● **YOUR TASK**
Please return the data word for word and leave out any picture it contains.

● **RECORDS FOR THIS EXERCISE**
☆ ☆ ☆
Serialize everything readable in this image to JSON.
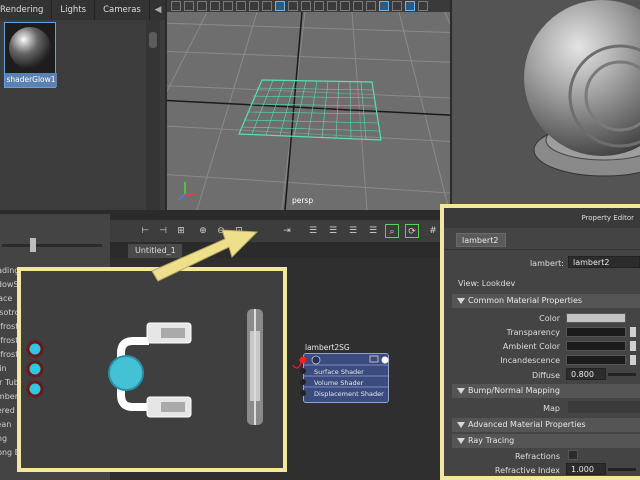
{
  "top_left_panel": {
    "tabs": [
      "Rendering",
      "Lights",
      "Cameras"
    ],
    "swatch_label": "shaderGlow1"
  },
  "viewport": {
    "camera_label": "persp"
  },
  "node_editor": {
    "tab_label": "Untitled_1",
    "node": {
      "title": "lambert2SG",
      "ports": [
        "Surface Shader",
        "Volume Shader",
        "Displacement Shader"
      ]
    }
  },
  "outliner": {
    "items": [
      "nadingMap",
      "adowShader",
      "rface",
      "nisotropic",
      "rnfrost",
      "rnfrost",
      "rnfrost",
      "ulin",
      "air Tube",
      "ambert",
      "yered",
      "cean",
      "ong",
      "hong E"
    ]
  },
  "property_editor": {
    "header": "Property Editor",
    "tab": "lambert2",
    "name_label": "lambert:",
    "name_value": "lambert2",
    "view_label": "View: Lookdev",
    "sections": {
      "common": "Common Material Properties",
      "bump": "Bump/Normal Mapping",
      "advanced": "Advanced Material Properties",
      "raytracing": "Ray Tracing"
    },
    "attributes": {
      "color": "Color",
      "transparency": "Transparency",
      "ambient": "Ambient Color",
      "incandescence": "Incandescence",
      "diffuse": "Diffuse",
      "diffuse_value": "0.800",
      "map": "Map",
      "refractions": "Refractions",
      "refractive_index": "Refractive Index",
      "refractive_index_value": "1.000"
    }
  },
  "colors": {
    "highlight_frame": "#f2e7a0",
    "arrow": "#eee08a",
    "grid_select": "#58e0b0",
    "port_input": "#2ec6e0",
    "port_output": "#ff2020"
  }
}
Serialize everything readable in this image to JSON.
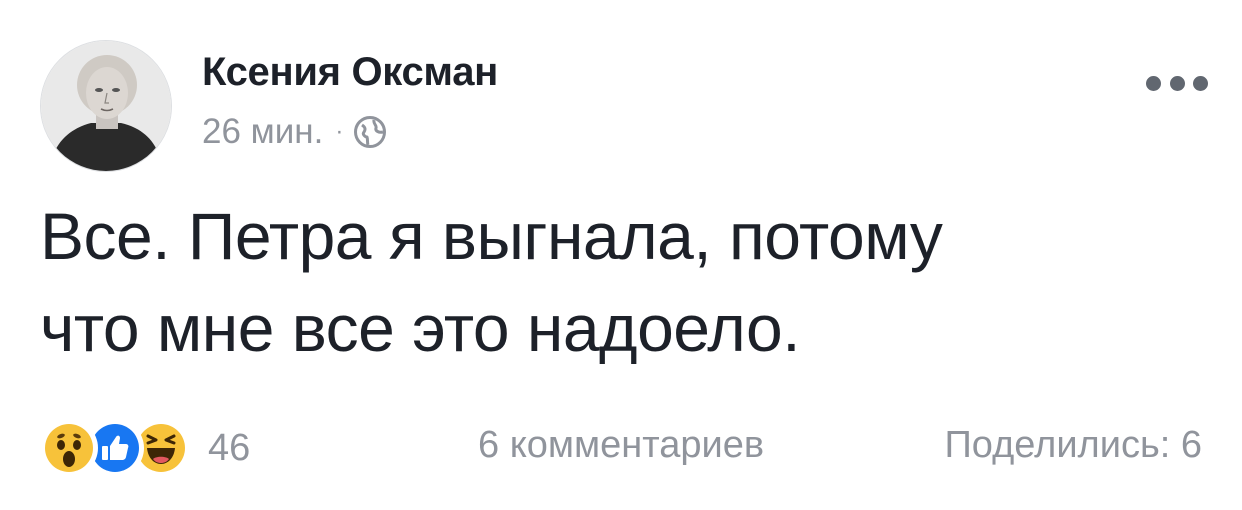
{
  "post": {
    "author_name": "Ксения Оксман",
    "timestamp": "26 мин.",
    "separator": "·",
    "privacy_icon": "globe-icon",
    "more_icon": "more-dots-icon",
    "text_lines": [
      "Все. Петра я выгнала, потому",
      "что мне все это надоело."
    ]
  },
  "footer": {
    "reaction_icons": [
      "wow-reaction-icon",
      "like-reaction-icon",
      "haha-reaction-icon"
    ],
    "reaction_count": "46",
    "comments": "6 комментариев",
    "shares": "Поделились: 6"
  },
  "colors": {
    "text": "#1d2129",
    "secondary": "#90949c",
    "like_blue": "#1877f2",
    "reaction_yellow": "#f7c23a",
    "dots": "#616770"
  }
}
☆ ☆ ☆
● **COMPLETED EXERCISE**
Serialize everything readable in this image to JSON.
{
  "top_left_panel": {
    "tabs": [
      "Rendering",
      "Lights",
      "Cameras"
    ],
    "swatch_label": "shaderGlow1"
  },
  "viewport": {
    "camera_label": "persp"
  },
  "node_editor": {
    "tab_label": "Untitled_1",
    "node": {
      "title": "lambert2SG",
      "ports": [
        "Surface Shader",
        "Volume Shader",
        "Displacement Shader"
      ]
    }
  },
  "outliner": {
    "items": [
      "nadingMap",
      "adowShader",
      "rface",
      "nisotropic",
      "rnfrost",
      "rnfrost",
      "rnfrost",
      "ulin",
      "air Tube",
      "ambert",
      "yered",
      "cean",
      "ong",
      "hong E"
    ]
  },
  "property_editor": {
    "header": "Property Editor",
    "tab": "lambert2",
    "name_label": "lambert:",
    "name_value": "lambert2",
    "view_label": "View: Lookdev",
    "sections": {
      "common": "Common Material Properties",
      "bump": "Bump/Normal Mapping",
      "advanced": "Advanced Material Properties",
      "raytracing": "Ray Tracing"
    },
    "attributes": {
      "color": "Color",
      "transparency": "Transparency",
      "ambient": "Ambient Color",
      "incandescence": "Incandescence",
      "diffuse": "Diffuse",
      "diffuse_value": "0.800",
      "map": "Map",
      "refractions": "Refractions",
      "refractive_index": "Refractive Index",
      "refractive_index_value": "1.000"
    }
  },
  "colors": {
    "highlight_frame": "#f2e7a0",
    "arrow": "#eee08a",
    "grid_select": "#58e0b0",
    "port_input": "#2ec6e0",
    "port_output": "#ff2020"
  }
}
Serialize everything readable in this image to JSON.
{
  "post": {
    "author_name": "Ксения Оксман",
    "timestamp": "26 мин.",
    "separator": "·",
    "privacy_icon": "globe-icon",
    "more_icon": "more-dots-icon",
    "text_lines": [
      "Все. Петра я выгнала, потому",
      "что мне все это надоело."
    ]
  },
  "footer": {
    "reaction_icons": [
      "wow-reaction-icon",
      "like-reaction-icon",
      "haha-reaction-icon"
    ],
    "reaction_count": "46",
    "comments": "6 комментариев",
    "shares": "Поделились: 6"
  },
  "colors": {
    "text": "#1d2129",
    "secondary": "#90949c",
    "like_blue": "#1877f2",
    "reaction_yellow": "#f7c23a",
    "dots": "#616770"
  }
}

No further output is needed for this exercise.